For lawyers advising clients regarding their estate plan, understanding the client’s full financial picture is vital in providing sound estate planning advice. An attorney’s guidance to a client is incomplete without a discussion and review of nonprobate assets and how these assets are titled or designated. Even though a client may execute a will giving his or her entire estate to a person or class of persons, that’s often not the full story. The client will likely have some assets that do not pass through the will. Actually, for some clients, the will might pass only a small fraction of a client’s estate. Therefore, ignoring a client's nonprobate assets or paying little attention to them could be a big mistake.
The proper use of nonprobate assets can have many advantages. Typically, nonprobate assets can be accessed quickly after a person dies, often with only an original death certificate. This can make liquid assets available quickly for certain final expenses of the decedent. Also, in the right circumstances, a person’s entire estate could be designated to pass through nonprobate assets, possibly making a probate and its costs unnecessary.
On the other hand, the improper use of nonprobate assets can lead to problems. Establishing a joint account with another person, merely for the convenience of giving that person the ability to pay bills, can lead to disagreements later when the full balance of the account passes to that person. Improper beneficiary designations of IRAs and other retirement plans can lead to negative tax consequences. Inconsistent designations, such as through the use of a community property agreement and joint tenancy, can lead to confusion and possible litigation upon the death of a client. Careful planning, review of all assets, and a thorough understanding of these assets is essential to doing estate planning right.
I will be speaking on this subject on April 19, 2018, at a continuing legal education seminar sponsored by the King County Bar Association at the Washington Convention Center. The seminar is titled "Personal Estate Planning for the 99%," and will have many experienced estate planning attorneys speaking on a wide range of topics.
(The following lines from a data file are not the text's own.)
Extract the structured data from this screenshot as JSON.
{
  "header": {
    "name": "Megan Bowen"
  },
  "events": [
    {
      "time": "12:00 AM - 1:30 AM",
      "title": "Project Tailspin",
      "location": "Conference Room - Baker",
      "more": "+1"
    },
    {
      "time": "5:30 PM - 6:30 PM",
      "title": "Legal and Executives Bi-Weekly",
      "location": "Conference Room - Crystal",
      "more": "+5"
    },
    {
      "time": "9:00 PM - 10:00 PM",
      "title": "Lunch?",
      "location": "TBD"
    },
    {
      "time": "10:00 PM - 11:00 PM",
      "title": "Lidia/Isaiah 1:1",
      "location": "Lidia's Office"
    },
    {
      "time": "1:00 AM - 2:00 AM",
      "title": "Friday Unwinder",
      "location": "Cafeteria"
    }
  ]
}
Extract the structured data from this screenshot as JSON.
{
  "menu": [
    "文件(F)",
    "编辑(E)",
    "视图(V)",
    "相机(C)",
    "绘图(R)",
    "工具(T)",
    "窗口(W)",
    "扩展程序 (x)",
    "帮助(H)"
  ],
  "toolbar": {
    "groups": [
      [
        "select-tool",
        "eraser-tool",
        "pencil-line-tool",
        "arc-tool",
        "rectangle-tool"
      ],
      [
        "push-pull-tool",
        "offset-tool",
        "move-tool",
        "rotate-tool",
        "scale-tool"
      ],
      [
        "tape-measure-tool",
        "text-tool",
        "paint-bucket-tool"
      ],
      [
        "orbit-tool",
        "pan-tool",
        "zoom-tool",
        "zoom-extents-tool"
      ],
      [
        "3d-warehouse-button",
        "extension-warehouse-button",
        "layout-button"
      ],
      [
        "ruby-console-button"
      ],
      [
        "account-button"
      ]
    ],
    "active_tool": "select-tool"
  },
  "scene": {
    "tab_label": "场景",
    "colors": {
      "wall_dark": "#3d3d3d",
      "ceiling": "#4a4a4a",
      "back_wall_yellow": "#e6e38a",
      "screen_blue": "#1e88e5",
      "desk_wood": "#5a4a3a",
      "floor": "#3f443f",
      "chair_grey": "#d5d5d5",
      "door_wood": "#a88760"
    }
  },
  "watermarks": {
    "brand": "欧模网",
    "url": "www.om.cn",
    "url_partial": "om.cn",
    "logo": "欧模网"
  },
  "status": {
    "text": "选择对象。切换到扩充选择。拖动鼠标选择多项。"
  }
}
If you cannot attend, you can download my written materials on Planning Considerations for Nonprobate Assets and find my slides here.